Whether or not Joseph Gordon-Levitt is destined to become the next James Franco is debatable, but it seems as if he’s on track to wear just as many multi-talented hats. He sings and plays guitar, dances, acts, and runs his own collaborative production company, but that’s not all – with his latest effort, Don Jon, you can add screenwriting and directing to his growing laundry list. The movie took both the 2013 Sundance Film Festival and this month’s Toronto International Film Festival by storm, but despite high expectations, Don Jon ended up falling flat.
Let’s start with the good. First off, the performances in the movie are all spot-on. Gordon-Levitt plays handsome lothario Jon Martello, Jr., nicknamed “Don Jon” by his friends for his ability to to pull any girl at any time. Jon seems to have it all – a sweet bachelor pad, a buff bod, a crew of loyal bros, and all the gorgeous girls he could possibly want – but he’s only truly happy when he’s watching porn. Gordon-Levitt looks little like the bronze guidos seen on Jersey Shore, but he manages to pull it off and does a pretty good job of convincing the audience that he is indeed a iron-bingeing, egotistical meathead crafting his life around adult videos. Scarlett Johansson plays Barbara Sugarman, a self-absorbed guidette obsessed with Hollywood happy endings, and her heavy Jersey drawl proves a fierce match for Gordon-Levitt’s practiced accent. Tony Danza is fantastic as Jon Martello Sr., Jon’s gruff, wifebeater-clad father, and Glenne Headly is charmingly hilarious as his fluttery mother on the edge of a nervous breakdown.
Don Jon a funny movie; that’s for sure. Gordon-Levitt busting a move to Marky Mark and the Funky Bunch is hysterical, and there are some really great, quotable one-liners. But now, we must move on to the not-so-good. Don Jon is saturated with a heady, unpleasant taste, reeking of unnerving smugness that seeps through the entire movie. You really have to wonder how much of that comes from the character, and how much of it comes from JGL just being JGL. While the movie is assembled with a refreshing, assured confidence, it ends up feeling like little more than an exercise in self-promotion.

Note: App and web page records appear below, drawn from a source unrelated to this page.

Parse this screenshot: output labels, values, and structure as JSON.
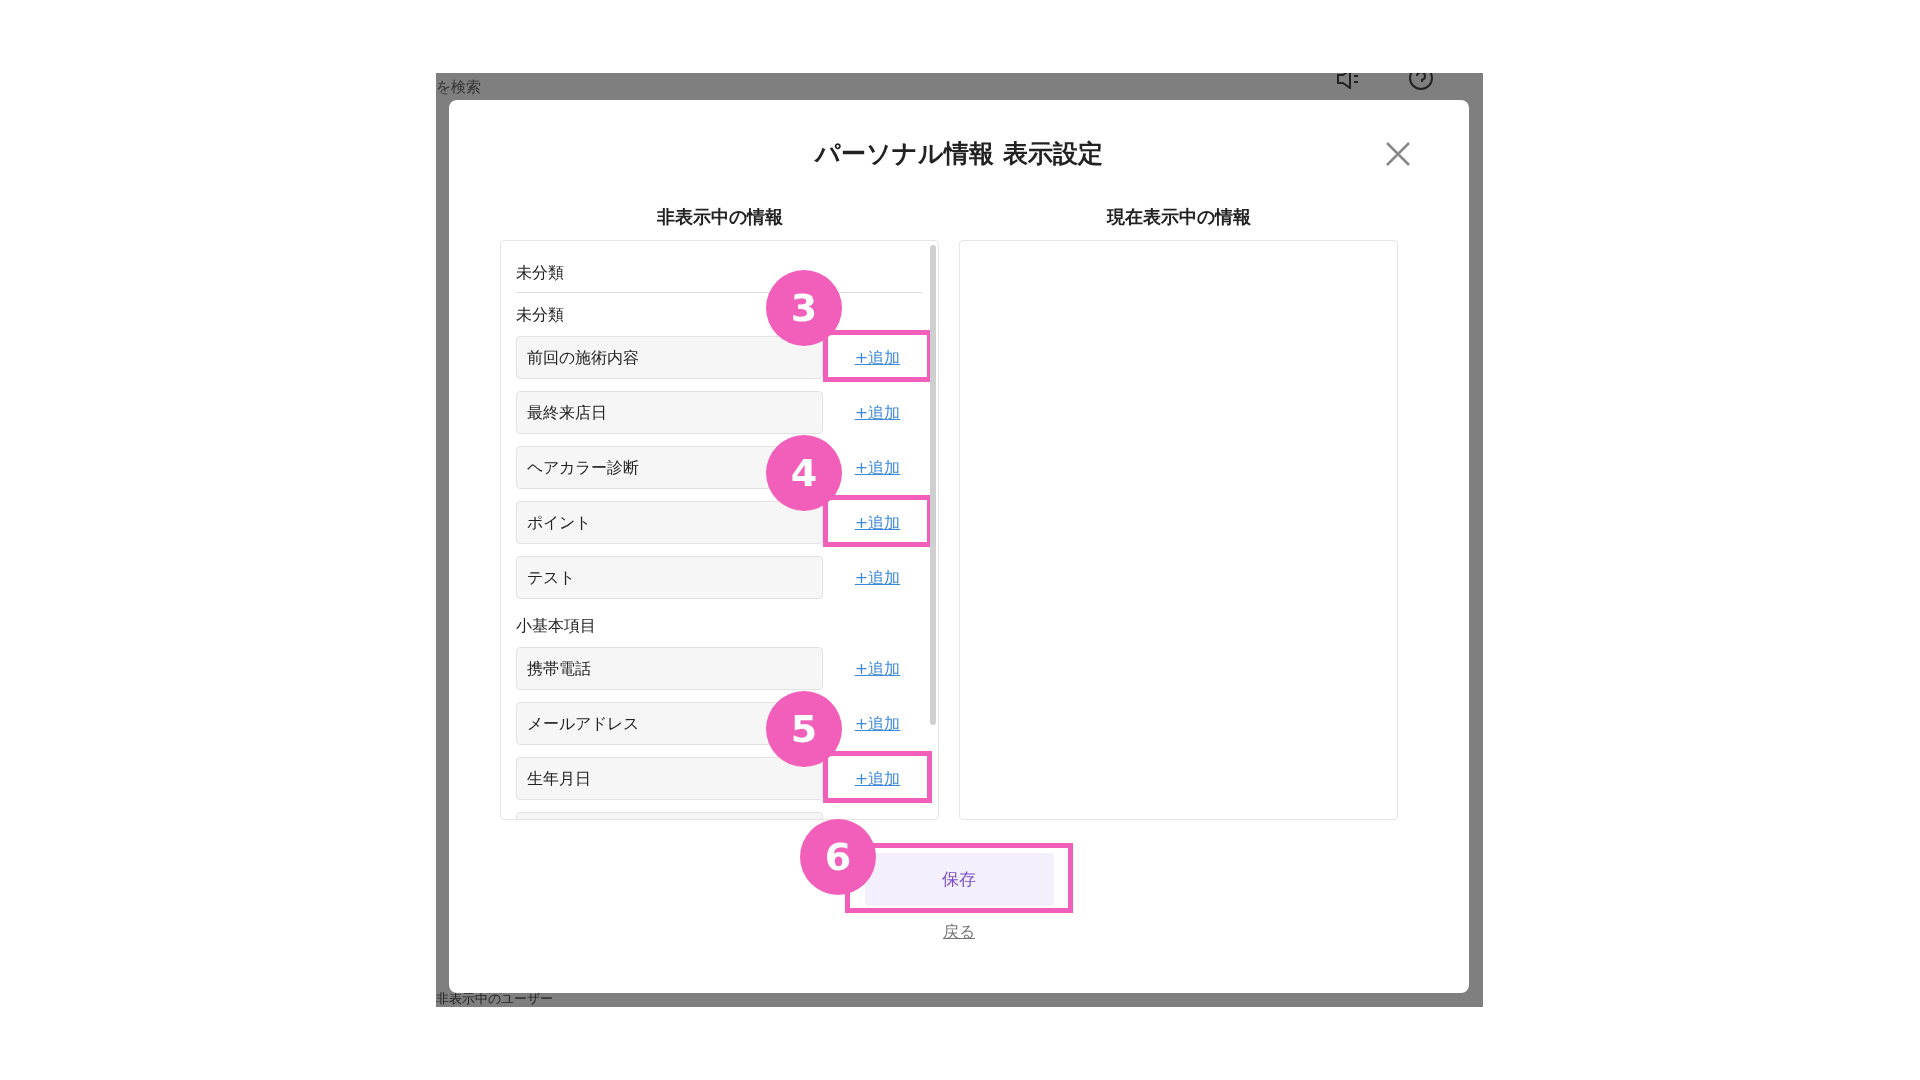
{
  "backdrop": {
    "search_text": "を検索",
    "bottom_text": "非表示中のユーザー"
  },
  "dialog": {
    "title": "パーソナル情報 表示設定",
    "hidden_column": {
      "heading": "非表示中の情報",
      "category": "未分類",
      "groups": [
        {
          "label": "未分類",
          "items": [
            {
              "label": "前回の施術内容",
              "action": "+追加",
              "marker": "3"
            },
            {
              "label": "最終来店日",
              "action": "+追加"
            },
            {
              "label": "ヘアカラー診断",
              "action": "+追加"
            },
            {
              "label": "ポイント",
              "action": "+追加",
              "marker": "4"
            },
            {
              "label": "テスト",
              "action": "+追加"
            }
          ]
        },
        {
          "label": "小基本項目",
          "items": [
            {
              "label": "携帯電話",
              "action": "+追加"
            },
            {
              "label": "メールアドレス",
              "action": "+追加"
            },
            {
              "label": "生年月日",
              "action": "+追加",
              "marker": "5"
            }
          ]
        }
      ]
    },
    "shown_column": {
      "heading": "現在表示中の情報"
    },
    "save_button": {
      "label": "保存",
      "marker": "6"
    },
    "back_link": "戻る"
  }
}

The movie’s smugness could have been overlooked, if it wasn’t for the silly, cliched triteness of the movie’s preachy theme. “Sometimes, you have to lose yourself in another person”, withers middle-aged, free-spirited hippie Esther (Julianne Moore). Moore’s performance is disarming and wonderfully guileless, but her character comes off as a didactic, personified lesson, rather than an actual human being. Don Jon is an admirable attempt, especially for Gordon-Levitt’s directorial and screenwriting feature film debut, but it’s getting awfully tiring watching movie after movie about white man-children “finding themselves”. If Garden State was the angst-ridden anthem for mopey, suburban Jersey 20-somethings, then Don Jon is the dim-witted song written for Pauly D’s hypothetical debut R&B-slash-soul album in which he attempts to prove himself “deep”.
Don Jon promises an entertaining hour and a half runtime, but very little beyond that. It’s not a bad movie – in fact, it’s actually pretty good – but it’s hard not to feel disappointed leaving the theater feeling like it could have been so much more. Like its eponymous protagonist, Don Jon is all brawn with no brain. See it for the comedy, but don’t expect much more than that.